App and web page records
==========

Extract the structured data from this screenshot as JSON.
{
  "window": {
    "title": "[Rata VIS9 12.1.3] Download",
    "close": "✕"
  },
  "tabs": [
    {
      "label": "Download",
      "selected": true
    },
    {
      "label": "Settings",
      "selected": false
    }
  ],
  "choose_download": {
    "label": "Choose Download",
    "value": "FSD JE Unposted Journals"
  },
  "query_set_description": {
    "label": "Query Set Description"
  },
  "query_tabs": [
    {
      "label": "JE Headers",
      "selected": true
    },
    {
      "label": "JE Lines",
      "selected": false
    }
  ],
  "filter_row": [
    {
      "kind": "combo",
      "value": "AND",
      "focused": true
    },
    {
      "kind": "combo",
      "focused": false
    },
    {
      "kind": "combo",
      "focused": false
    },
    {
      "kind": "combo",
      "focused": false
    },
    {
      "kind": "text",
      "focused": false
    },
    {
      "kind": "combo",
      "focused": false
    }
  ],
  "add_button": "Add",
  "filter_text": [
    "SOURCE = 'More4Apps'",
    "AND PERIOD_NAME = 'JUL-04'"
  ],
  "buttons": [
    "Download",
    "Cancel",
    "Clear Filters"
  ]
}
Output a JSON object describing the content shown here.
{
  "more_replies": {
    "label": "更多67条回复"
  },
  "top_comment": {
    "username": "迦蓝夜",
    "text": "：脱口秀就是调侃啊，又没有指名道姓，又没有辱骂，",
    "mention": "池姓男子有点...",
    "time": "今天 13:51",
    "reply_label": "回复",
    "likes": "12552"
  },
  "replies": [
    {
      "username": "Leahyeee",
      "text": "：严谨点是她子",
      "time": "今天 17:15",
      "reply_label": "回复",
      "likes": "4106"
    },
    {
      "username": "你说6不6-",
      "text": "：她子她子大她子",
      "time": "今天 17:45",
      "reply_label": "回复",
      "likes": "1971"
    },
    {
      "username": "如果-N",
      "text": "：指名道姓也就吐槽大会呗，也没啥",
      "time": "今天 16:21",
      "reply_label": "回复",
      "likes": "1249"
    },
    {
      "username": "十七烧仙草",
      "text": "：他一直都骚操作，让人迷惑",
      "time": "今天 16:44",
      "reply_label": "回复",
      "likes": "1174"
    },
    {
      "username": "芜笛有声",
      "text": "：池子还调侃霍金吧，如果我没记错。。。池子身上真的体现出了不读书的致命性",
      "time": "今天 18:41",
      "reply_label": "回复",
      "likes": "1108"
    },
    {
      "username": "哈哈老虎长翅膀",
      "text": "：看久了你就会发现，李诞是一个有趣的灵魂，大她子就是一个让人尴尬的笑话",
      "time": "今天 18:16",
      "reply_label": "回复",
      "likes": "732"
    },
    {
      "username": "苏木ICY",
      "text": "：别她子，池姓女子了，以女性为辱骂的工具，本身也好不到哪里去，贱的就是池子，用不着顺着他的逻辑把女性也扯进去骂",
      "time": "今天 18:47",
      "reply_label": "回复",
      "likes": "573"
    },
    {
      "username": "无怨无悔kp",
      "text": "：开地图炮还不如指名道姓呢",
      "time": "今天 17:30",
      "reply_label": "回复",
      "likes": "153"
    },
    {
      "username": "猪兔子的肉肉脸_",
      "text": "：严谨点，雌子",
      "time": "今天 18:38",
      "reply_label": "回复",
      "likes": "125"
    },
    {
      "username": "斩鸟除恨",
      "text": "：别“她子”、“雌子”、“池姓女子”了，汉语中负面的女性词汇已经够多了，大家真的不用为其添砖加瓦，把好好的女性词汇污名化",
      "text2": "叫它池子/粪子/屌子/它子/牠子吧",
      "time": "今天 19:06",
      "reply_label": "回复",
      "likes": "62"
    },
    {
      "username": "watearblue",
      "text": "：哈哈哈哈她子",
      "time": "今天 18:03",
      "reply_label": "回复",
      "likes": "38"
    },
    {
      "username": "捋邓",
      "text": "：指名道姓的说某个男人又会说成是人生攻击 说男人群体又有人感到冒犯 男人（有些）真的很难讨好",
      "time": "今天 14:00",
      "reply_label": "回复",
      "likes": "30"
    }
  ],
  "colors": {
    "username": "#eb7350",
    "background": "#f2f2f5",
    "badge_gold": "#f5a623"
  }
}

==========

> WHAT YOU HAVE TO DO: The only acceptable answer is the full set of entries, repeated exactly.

> EXERCISE OUTPUT:
Extract the structured data from this screenshot as JSON.
{
  "window": {
    "title": "[Rata VIS9 12.1.3] Download",
    "close": "✕"
  },
  "tabs": [
    {
      "label": "Download",
      "selected": true
    },
    {
      "label": "Settings",
      "selected": false
    }
  ],
  "choose_download": {
    "label": "Choose Download",
    "value": "FSD JE Unposted Journals"
  },
  "query_set_description": {
    "label": "Query Set Description"
  },
  "query_tabs": [
    {
      "label": "JE Headers",
      "selected": true
    },
    {
      "label": "JE Lines",
      "selected": false
    }
  ],
  "filter_row": [
    {
      "kind": "combo",
      "value": "AND",
      "focused": true
    },
    {
      "kind": "combo",
      "focused": false
    },
    {
      "kind": "combo",
      "focused": false
    },
    {
      "kind": "combo",
      "focused": false
    },
    {
      "kind": "text",
      "focused": false
    },
    {
      "kind": "combo",
      "focused": false
    }
  ],
  "add_button": "Add",
  "filter_text": [
    "SOURCE = 'More4Apps'",
    "AND PERIOD_NAME = 'JUL-04'"
  ],
  "buttons": [
    "Download",
    "Cancel",
    "Clear Filters"
  ]
}
Output a JSON object describing the content shown here.
{
  "more_replies": {
    "label": "更多67条回复"
  },
  "top_comment": {
    "username": "迦蓝夜",
    "text": "：脱口秀就是调侃啊，又没有指名道姓，又没有辱骂，",
    "mention": "池姓男子有点...",
    "time": "今天 13:51",
    "reply_label": "回复",
    "likes": "12552"
  },
  "replies": [
    {
      "username": "Leahyeee",
      "text": "：严谨点是她子",
      "time": "今天 17:15",
      "reply_label": "回复",
      "likes": "4106"
    },
    {
      "username": "你说6不6-",
      "text": "：她子她子大她子",
      "time": "今天 17:45",
      "reply_label": "回复",
      "likes": "1971"
    },
    {
      "username": "如果-N",
      "text": "：指名道姓也就吐槽大会呗，也没啥",
      "time": "今天 16:21",
      "reply_label": "回复",
      "likes": "1249"
    },
    {
      "username": "十七烧仙草",
      "text": "：他一直都骚操作，让人迷惑",
      "time": "今天 16:44",
      "reply_label": "回复",
      "likes": "1174"
    },
    {
      "username": "芜笛有声",
      "text": "：池子还调侃霍金吧，如果我没记错。。。池子身上真的体现出了不读书的致命性",
      "time": "今天 18:41",
      "reply_label": "回复",
      "likes": "1108"
    },
    {
      "username": "哈哈老虎长翅膀",
      "text": "：看久了你就会发现，李诞是一个有趣的灵魂，大她子就是一个让人尴尬的笑话",
      "time": "今天 18:16",
      "reply_label": "回复",
      "likes": "732"
    },
    {
      "username": "苏木ICY",
      "text": "：别她子，池姓女子了，以女性为辱骂的工具，本身也好不到哪里去，贱的就是池子，用不着顺着他的逻辑把女性也扯进去骂",
      "time": "今天 18:47",
      "reply_label": "回复",
      "likes": "573"
    },
    {
      "username": "无怨无悔kp",
      "text": "：开地图炮还不如指名道姓呢",
      "time": "今天 17:30",
      "reply_label": "回复",
      "likes": "153"
    },
    {
      "username": "猪兔子的肉肉脸_",
      "text": "：严谨点，雌子",
      "time": "今天 18:38",
      "reply_label": "回复",
      "likes": "125"
    },
    {
      "username": "斩鸟除恨",
      "text": "：别“她子”、“雌子”、“池姓女子”了，汉语中负面的女性词汇已经够多了，大家真的不用为其添砖加瓦，把好好的女性词汇污名化",
      "text2": "叫它池子/粪子/屌子/它子/牠子吧",
      "time": "今天 19:06",
      "reply_label": "回复",
      "likes": "62"
    },
    {
      "username": "watearblue",
      "text": "：哈哈哈哈她子",
      "time": "今天 18:03",
      "reply_label": "回复",
      "likes": "38"
    },
    {
      "username": "捋邓",
      "text": "：指名道姓的说某个男人又会说成是人生攻击 说男人群体又有人感到冒犯 男人（有些）真的很难讨好",
      "time": "今天 14:00",
      "reply_label": "回复",
      "likes": "30"
    }
  ],
  "colors": {
    "username": "#eb7350",
    "background": "#f2f2f5",
    "badge_gold": "#f5a623"
  }
}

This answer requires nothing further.